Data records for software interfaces
---

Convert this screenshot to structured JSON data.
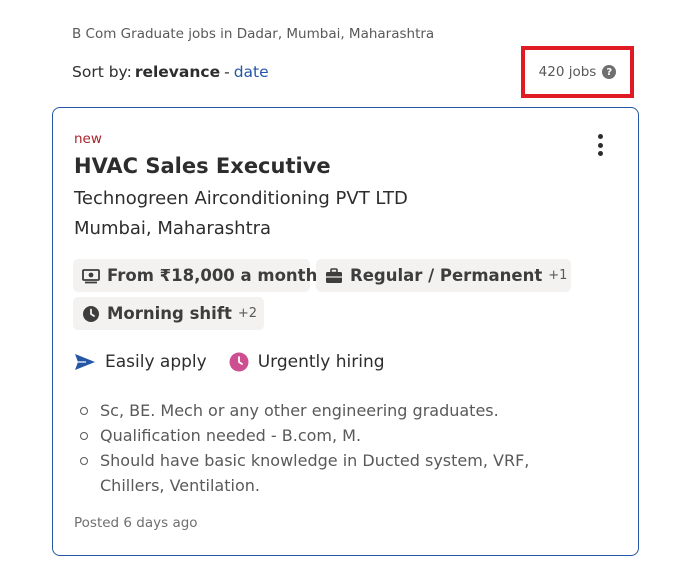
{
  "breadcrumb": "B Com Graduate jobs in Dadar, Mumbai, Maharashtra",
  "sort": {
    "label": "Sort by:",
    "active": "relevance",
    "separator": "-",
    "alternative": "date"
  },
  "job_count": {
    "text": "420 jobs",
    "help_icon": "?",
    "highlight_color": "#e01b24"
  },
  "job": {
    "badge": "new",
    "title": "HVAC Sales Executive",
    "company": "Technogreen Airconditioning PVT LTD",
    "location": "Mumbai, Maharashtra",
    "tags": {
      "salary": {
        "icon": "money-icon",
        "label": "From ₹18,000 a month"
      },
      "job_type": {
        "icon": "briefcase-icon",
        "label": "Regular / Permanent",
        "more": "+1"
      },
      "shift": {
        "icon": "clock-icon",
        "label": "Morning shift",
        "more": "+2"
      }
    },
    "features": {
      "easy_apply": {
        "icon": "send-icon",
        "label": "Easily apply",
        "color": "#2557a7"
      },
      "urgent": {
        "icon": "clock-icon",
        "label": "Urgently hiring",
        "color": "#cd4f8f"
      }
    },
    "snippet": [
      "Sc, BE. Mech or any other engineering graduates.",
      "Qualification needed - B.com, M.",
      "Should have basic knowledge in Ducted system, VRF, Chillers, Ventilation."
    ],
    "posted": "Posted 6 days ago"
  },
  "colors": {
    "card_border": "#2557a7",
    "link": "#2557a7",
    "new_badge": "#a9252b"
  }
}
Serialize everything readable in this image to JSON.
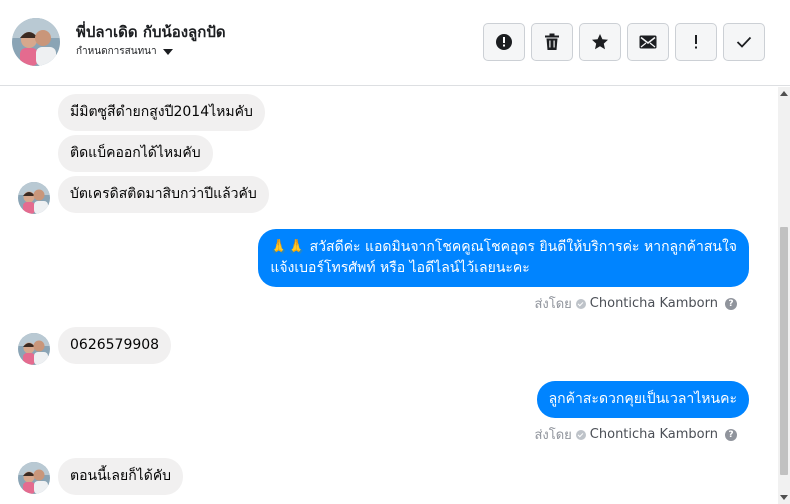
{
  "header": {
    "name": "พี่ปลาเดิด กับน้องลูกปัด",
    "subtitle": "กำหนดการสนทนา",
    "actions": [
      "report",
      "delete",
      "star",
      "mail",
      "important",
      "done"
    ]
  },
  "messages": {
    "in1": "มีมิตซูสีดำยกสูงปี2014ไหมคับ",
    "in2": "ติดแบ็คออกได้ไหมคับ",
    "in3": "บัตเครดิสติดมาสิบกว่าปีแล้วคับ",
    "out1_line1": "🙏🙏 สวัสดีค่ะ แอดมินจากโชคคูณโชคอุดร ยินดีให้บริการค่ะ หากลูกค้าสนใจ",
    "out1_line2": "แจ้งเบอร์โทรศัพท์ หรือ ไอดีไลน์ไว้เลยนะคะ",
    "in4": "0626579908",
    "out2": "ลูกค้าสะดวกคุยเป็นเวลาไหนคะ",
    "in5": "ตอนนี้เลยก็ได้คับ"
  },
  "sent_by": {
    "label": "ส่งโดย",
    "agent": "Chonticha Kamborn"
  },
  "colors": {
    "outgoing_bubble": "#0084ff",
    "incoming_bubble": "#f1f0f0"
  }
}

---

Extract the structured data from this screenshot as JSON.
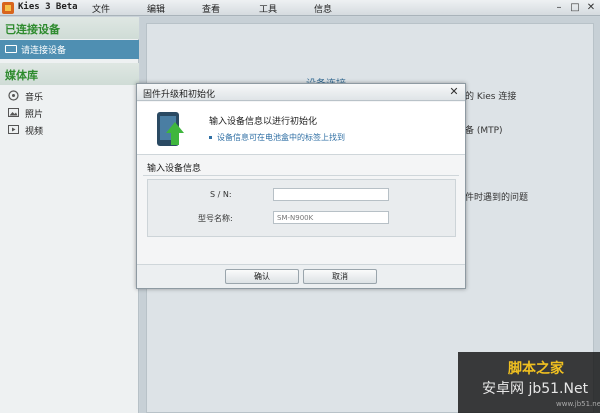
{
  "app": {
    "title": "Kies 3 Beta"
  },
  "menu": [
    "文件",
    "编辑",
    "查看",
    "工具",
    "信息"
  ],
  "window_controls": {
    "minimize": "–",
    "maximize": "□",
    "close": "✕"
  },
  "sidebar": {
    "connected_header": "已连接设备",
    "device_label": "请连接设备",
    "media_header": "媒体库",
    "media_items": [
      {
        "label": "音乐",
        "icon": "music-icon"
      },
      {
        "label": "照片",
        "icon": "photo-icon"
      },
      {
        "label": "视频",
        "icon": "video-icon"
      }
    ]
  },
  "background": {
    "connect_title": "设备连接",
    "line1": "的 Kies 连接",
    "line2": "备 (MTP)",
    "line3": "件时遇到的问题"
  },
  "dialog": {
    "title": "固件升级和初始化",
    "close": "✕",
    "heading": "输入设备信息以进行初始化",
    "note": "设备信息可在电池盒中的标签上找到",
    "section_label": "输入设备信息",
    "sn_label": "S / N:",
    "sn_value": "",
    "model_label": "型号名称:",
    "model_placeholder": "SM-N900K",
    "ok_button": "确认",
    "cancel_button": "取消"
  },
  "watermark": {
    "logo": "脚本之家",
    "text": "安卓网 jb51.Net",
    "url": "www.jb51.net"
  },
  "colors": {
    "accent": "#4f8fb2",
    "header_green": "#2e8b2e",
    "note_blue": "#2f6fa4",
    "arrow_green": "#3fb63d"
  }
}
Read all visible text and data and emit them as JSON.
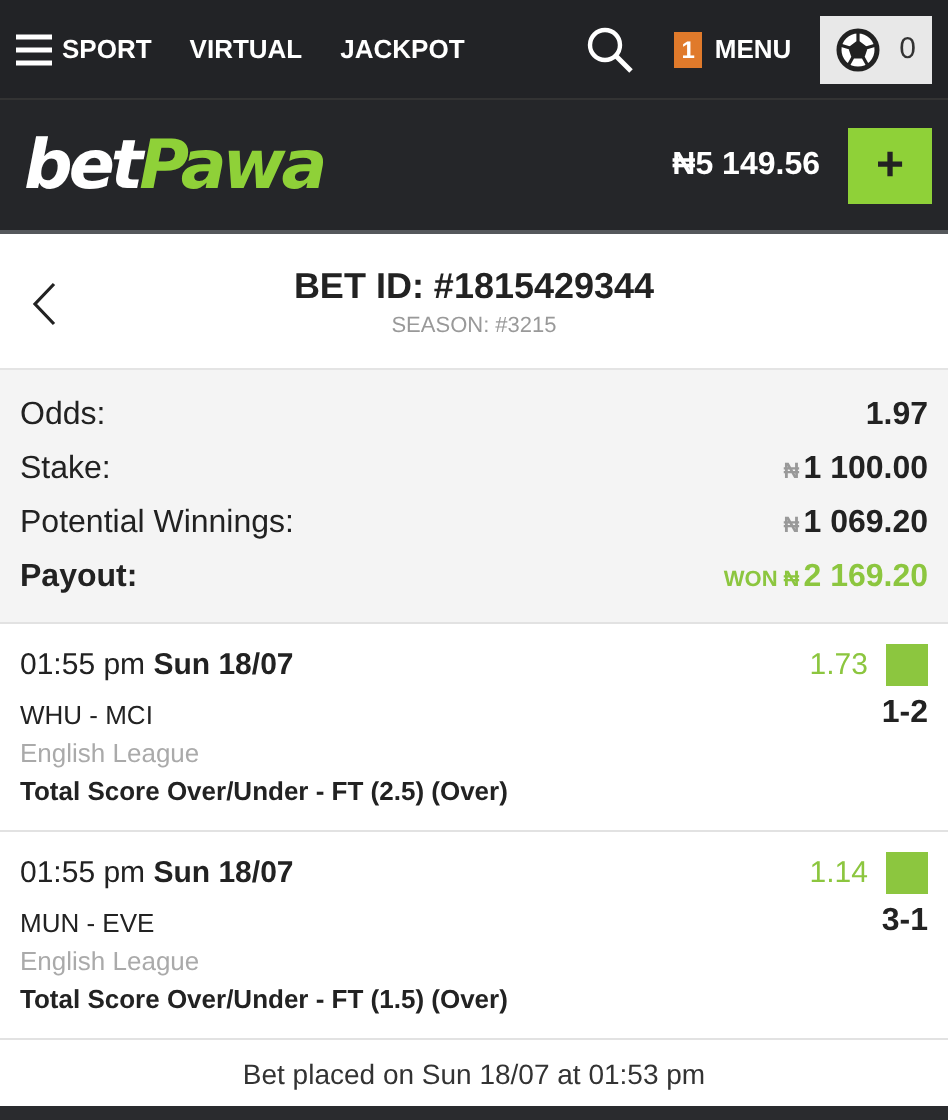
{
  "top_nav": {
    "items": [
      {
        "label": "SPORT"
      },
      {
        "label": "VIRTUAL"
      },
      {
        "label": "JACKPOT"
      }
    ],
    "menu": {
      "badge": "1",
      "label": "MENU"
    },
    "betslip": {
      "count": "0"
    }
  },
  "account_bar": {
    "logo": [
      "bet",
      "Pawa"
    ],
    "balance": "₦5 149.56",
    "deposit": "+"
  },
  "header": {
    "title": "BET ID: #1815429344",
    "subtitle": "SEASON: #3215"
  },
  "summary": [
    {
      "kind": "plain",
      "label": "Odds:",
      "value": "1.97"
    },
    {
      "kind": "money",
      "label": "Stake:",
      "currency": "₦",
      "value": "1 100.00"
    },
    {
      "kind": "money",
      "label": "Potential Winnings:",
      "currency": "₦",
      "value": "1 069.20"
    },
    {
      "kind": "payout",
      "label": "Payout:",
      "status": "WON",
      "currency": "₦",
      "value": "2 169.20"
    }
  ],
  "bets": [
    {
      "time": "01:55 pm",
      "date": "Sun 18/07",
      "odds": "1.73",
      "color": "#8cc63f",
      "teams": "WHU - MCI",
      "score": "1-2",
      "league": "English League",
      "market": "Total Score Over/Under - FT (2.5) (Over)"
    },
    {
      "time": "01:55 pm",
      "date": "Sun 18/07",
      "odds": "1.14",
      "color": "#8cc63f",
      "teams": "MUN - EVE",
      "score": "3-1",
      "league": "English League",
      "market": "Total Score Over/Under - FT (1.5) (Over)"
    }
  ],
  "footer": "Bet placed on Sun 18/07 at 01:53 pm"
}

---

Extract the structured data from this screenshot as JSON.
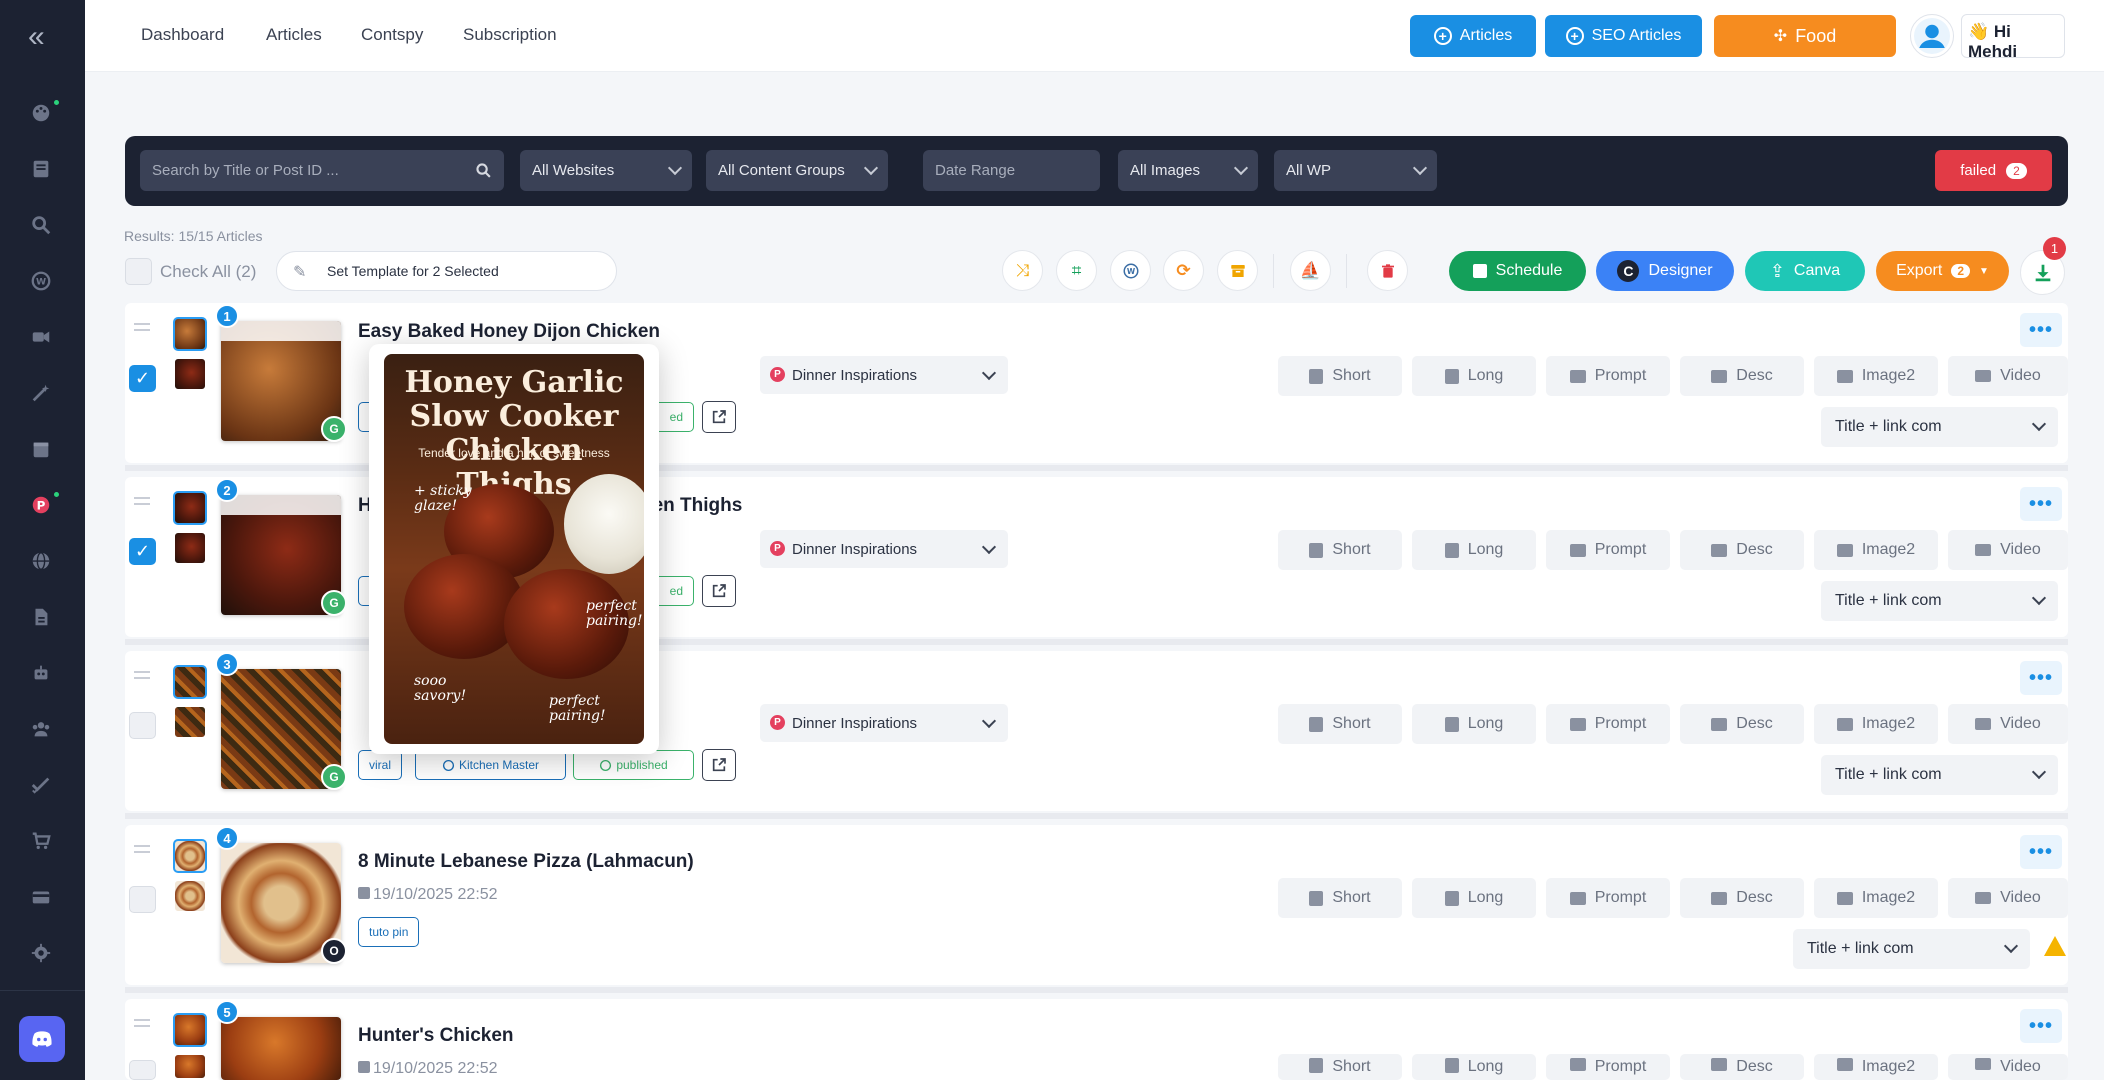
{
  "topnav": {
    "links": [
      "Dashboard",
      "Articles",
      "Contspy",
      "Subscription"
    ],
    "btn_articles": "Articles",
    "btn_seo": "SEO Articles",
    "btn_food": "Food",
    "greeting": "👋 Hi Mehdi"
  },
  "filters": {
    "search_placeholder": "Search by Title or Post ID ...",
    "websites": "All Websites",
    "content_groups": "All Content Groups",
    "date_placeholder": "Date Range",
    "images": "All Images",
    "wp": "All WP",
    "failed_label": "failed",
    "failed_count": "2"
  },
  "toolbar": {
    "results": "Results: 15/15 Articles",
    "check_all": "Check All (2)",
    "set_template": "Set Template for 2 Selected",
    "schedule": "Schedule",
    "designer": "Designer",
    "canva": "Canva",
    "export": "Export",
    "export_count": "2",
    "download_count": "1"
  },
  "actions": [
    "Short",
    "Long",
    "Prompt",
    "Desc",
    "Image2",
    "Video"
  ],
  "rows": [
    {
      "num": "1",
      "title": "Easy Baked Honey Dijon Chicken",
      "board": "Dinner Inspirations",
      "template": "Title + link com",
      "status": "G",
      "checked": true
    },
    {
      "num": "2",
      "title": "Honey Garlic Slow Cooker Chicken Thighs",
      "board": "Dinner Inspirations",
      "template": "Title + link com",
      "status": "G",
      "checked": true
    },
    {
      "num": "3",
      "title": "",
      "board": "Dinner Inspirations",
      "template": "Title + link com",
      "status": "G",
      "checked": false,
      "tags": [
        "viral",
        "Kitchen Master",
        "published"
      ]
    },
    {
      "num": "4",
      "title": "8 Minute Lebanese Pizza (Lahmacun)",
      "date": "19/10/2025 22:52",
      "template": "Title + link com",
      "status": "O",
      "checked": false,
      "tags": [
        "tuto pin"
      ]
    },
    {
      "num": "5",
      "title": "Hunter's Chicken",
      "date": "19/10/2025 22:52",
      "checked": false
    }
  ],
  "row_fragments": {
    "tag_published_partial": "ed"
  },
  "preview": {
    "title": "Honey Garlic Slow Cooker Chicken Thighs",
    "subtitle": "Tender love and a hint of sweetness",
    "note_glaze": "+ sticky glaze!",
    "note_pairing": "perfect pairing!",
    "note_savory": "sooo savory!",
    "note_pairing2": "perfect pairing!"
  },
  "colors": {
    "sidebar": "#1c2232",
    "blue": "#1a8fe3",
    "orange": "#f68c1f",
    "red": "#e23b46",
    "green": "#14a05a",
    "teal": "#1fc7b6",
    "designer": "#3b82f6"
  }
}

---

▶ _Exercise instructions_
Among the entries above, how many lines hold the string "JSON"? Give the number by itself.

▶ _Response to the task_
5